[Data about app and page elements]
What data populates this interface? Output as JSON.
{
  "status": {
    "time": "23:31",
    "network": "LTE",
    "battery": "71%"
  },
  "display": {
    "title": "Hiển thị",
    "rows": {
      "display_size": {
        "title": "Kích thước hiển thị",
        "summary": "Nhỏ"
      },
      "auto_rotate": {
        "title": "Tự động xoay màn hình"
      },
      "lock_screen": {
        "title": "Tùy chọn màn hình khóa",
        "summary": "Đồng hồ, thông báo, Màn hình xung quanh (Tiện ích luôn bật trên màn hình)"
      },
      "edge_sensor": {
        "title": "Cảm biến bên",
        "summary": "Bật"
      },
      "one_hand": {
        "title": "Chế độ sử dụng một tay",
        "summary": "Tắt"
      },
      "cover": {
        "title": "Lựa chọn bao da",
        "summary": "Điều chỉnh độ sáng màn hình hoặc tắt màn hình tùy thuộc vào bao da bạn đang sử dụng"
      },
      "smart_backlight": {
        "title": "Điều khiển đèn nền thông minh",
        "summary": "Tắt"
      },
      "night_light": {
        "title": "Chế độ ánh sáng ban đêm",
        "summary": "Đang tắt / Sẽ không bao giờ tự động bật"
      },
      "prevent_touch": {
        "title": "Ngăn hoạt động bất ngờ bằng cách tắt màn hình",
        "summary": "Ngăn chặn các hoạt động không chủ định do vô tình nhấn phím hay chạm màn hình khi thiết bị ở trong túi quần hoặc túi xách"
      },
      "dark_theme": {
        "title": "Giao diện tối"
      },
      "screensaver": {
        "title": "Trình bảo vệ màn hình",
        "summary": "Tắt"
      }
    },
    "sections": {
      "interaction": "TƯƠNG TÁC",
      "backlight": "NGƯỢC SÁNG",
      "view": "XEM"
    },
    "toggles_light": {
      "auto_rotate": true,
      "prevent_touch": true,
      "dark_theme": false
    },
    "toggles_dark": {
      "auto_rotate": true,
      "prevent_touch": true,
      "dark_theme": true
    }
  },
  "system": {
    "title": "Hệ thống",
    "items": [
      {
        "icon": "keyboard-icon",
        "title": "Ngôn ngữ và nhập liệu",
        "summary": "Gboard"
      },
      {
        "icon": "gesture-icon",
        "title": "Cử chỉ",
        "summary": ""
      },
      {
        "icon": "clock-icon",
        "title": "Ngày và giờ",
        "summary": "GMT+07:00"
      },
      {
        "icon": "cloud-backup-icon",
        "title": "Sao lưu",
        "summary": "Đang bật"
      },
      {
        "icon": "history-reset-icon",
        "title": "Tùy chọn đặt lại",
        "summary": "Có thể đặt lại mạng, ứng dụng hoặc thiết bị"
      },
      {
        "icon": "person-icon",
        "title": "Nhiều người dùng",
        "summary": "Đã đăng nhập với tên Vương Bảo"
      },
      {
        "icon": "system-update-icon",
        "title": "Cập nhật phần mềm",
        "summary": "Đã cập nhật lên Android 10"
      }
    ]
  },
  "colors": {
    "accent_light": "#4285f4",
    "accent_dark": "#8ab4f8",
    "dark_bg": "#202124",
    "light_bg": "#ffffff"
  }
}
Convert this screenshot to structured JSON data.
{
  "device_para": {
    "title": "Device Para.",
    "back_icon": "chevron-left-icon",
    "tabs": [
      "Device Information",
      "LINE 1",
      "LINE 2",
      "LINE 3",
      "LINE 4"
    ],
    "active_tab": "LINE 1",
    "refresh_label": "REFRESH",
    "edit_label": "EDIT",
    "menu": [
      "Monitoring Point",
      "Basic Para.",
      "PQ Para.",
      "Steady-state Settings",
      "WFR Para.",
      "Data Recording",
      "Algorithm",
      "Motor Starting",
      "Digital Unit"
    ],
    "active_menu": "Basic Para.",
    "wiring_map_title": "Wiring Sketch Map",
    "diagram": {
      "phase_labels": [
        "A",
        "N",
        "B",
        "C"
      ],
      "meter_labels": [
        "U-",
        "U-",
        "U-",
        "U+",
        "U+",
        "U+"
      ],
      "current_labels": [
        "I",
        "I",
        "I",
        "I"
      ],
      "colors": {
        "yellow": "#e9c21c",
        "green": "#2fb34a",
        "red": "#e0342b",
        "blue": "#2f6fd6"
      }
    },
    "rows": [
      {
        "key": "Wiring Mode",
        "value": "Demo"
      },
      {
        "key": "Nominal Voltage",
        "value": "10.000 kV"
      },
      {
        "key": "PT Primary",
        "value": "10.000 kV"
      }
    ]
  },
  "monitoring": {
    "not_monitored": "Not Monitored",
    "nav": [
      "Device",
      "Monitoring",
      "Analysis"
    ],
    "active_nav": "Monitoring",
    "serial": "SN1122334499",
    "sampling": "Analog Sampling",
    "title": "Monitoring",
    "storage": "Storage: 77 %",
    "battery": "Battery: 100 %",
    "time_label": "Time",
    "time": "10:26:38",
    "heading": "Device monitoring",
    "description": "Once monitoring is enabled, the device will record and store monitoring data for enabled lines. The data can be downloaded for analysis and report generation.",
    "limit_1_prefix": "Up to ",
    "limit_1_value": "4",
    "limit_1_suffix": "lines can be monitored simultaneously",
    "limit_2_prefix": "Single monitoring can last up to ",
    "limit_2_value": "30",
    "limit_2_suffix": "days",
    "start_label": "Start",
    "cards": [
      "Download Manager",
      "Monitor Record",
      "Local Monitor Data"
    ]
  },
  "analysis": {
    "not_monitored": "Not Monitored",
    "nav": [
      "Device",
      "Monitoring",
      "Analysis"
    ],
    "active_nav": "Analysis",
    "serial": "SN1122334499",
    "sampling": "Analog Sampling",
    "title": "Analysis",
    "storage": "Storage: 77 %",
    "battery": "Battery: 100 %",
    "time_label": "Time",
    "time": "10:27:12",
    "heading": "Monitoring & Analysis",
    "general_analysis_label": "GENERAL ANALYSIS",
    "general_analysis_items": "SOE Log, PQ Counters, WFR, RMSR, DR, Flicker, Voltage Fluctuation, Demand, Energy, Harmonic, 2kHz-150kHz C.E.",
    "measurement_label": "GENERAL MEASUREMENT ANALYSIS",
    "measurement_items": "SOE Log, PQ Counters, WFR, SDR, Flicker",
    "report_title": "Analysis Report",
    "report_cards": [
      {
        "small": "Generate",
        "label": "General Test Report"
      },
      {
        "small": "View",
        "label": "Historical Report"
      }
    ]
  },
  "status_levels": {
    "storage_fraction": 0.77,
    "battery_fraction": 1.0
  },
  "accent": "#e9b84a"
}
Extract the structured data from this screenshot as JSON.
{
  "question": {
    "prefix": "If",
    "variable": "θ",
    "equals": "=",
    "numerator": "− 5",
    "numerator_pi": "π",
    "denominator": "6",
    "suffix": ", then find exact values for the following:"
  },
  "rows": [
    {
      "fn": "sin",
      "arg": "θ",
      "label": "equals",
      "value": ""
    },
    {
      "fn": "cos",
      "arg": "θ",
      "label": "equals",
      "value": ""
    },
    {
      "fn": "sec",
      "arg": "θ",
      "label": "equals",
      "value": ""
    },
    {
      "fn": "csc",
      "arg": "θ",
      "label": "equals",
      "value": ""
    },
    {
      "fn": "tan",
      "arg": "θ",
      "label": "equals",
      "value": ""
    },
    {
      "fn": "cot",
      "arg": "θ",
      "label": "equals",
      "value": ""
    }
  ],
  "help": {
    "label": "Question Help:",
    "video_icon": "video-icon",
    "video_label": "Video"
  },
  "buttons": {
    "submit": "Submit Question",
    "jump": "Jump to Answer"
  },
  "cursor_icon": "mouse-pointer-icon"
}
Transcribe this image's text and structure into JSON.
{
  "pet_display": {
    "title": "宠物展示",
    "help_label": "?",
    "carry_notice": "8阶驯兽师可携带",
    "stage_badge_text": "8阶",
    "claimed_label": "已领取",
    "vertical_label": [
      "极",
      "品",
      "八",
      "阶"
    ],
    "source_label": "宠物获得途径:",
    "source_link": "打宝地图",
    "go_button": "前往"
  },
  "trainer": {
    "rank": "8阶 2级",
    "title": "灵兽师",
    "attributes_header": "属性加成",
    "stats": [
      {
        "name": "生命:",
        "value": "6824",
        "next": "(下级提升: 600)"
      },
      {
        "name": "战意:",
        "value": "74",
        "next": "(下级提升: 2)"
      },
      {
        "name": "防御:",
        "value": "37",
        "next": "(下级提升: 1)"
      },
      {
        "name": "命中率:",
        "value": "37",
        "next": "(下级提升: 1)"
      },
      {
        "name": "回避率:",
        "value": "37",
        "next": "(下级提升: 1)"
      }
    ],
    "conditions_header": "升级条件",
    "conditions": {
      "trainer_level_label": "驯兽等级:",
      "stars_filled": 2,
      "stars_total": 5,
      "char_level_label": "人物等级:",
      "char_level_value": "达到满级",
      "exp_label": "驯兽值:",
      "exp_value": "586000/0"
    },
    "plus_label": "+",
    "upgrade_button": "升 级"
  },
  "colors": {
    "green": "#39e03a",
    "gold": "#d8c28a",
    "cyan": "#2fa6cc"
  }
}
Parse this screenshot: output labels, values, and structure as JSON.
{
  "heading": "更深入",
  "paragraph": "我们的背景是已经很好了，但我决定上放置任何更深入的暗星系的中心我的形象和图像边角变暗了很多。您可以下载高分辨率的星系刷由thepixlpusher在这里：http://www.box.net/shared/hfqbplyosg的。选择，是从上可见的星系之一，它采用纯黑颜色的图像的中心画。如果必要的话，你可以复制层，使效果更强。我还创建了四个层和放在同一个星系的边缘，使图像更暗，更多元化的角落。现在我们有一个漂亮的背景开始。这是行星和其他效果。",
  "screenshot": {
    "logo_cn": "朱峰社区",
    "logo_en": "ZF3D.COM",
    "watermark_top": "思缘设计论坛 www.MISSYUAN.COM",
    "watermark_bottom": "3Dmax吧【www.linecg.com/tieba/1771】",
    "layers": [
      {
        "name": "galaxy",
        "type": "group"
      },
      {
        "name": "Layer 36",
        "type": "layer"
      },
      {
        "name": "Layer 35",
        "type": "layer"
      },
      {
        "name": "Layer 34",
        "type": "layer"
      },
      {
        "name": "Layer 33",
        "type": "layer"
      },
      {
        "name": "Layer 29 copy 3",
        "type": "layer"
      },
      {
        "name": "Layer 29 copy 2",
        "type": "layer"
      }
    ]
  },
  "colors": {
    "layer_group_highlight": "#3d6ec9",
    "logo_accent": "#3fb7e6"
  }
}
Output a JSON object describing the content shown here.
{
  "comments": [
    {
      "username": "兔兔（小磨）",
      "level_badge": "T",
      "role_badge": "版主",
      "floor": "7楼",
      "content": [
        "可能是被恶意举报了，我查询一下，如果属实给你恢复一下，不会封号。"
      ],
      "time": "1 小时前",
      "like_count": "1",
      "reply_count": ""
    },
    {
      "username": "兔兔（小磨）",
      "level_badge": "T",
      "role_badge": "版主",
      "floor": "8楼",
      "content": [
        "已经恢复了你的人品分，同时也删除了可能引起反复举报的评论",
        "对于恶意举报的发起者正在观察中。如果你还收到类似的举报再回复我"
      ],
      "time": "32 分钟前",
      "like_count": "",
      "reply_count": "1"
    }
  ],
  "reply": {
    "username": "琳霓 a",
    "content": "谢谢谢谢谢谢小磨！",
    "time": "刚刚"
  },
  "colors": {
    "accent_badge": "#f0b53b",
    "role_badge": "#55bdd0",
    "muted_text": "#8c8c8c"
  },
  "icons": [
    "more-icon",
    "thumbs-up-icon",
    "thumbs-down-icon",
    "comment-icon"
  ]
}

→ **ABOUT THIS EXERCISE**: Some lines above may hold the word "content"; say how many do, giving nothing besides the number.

→ **TASK SOLUTION**: 4